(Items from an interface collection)
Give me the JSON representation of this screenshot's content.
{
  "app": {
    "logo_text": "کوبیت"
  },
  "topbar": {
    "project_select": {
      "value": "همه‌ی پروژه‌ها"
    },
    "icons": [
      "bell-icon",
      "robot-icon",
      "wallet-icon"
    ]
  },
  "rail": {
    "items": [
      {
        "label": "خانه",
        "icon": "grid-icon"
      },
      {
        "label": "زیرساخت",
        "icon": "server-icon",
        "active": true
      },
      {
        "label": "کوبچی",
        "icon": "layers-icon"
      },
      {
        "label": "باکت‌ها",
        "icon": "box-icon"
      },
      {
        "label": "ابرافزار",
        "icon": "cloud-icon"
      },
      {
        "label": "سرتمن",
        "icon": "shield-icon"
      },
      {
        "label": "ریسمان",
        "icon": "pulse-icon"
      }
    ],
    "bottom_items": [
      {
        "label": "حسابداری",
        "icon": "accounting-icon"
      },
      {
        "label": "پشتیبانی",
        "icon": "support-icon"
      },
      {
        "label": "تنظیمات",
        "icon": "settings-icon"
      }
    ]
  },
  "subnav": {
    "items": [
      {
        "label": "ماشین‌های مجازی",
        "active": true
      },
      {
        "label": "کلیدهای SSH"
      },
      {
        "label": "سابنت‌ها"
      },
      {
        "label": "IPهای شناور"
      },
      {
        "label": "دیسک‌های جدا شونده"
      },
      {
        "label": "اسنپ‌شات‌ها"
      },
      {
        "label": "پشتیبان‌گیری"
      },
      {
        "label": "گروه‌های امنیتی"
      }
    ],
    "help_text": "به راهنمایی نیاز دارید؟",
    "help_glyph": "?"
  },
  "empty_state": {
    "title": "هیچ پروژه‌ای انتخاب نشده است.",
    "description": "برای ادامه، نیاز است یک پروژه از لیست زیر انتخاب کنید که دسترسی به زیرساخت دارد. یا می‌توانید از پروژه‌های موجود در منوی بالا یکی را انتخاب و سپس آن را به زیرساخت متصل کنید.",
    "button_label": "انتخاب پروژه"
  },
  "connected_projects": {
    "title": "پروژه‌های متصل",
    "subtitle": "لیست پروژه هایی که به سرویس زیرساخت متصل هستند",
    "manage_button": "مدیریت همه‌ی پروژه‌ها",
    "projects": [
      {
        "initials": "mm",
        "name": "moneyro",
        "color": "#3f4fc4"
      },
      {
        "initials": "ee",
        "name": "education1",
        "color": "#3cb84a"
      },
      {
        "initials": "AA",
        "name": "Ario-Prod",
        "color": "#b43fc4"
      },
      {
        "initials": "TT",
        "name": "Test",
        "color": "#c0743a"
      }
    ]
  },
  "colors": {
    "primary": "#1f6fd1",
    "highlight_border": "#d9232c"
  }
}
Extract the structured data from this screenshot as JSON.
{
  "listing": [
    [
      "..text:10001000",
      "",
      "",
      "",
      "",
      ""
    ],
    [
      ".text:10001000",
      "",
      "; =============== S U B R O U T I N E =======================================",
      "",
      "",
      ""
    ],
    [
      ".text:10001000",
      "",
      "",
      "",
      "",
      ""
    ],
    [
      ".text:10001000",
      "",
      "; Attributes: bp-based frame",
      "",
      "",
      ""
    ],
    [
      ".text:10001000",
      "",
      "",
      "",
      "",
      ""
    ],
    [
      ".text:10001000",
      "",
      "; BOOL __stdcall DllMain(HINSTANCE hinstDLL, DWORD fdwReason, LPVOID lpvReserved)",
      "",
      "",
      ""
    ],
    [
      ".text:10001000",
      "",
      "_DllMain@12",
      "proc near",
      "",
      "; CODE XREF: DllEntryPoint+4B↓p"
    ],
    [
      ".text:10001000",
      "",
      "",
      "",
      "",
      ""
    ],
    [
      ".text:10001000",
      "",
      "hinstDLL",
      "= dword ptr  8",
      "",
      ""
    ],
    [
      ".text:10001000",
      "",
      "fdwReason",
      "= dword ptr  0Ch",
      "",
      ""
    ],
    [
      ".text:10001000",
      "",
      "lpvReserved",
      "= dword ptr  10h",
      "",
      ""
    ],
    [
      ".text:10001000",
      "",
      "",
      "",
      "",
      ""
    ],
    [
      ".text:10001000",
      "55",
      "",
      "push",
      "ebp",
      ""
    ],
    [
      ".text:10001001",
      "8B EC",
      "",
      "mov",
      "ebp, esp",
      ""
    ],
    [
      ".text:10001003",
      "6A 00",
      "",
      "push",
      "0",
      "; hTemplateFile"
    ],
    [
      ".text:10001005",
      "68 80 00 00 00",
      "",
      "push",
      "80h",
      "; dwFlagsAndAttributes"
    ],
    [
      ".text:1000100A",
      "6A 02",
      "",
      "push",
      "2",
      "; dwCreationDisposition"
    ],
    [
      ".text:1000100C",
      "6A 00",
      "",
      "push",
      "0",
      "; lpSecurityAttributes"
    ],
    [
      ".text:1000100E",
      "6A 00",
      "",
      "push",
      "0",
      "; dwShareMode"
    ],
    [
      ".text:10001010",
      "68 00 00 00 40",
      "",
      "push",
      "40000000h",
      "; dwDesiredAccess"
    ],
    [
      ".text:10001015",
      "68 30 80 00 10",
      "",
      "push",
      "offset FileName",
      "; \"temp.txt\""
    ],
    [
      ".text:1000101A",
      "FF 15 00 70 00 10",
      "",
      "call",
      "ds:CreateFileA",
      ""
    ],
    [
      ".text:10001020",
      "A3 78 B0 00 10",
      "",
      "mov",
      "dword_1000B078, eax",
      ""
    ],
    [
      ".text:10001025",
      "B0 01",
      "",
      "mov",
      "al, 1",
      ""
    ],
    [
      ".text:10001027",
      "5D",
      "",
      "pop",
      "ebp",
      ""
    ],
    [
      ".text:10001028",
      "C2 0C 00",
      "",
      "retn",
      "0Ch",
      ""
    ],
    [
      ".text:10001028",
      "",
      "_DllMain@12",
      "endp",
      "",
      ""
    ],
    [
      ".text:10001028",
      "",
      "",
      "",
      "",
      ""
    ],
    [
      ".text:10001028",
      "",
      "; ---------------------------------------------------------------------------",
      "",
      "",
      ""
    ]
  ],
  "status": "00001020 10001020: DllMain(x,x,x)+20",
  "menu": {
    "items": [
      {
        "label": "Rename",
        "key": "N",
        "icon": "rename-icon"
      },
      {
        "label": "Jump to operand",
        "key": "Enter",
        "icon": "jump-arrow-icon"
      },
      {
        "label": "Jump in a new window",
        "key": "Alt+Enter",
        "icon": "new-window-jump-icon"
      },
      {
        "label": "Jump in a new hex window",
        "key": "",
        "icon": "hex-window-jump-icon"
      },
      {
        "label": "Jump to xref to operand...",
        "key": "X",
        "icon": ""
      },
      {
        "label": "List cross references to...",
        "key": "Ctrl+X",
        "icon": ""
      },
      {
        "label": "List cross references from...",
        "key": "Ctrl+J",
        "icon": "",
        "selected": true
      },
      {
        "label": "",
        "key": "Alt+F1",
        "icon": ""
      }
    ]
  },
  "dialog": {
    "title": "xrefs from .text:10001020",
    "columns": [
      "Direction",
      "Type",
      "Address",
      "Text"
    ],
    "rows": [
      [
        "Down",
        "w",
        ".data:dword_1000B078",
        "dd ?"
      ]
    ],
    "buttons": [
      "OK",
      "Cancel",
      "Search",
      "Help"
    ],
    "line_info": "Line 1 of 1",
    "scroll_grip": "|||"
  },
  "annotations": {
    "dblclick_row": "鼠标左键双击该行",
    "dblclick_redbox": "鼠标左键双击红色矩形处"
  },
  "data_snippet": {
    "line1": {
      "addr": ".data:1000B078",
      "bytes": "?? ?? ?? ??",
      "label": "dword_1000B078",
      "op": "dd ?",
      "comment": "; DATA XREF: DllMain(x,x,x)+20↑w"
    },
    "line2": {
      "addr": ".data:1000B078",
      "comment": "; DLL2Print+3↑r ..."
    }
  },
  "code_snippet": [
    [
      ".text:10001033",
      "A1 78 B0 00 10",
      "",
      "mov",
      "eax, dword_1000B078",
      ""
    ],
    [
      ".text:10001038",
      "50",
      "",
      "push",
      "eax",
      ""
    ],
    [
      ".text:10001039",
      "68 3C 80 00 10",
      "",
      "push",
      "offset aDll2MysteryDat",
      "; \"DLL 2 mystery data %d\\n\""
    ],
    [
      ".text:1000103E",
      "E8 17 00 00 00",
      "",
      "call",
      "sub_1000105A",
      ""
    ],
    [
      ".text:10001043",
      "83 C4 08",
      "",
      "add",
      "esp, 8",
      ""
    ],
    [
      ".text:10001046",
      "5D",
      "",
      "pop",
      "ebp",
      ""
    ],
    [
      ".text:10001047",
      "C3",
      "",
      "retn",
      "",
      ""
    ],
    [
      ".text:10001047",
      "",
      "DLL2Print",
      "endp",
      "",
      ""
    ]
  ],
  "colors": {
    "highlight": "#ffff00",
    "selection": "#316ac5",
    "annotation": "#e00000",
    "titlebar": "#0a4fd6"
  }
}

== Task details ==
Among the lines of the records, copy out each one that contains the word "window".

== Result for this task ==
        "label": "Jump in a new window",
        "icon": "new-window-jump-icon"
        "label": "Jump in a new hex window",
        "icon": "hex-window-jump-icon"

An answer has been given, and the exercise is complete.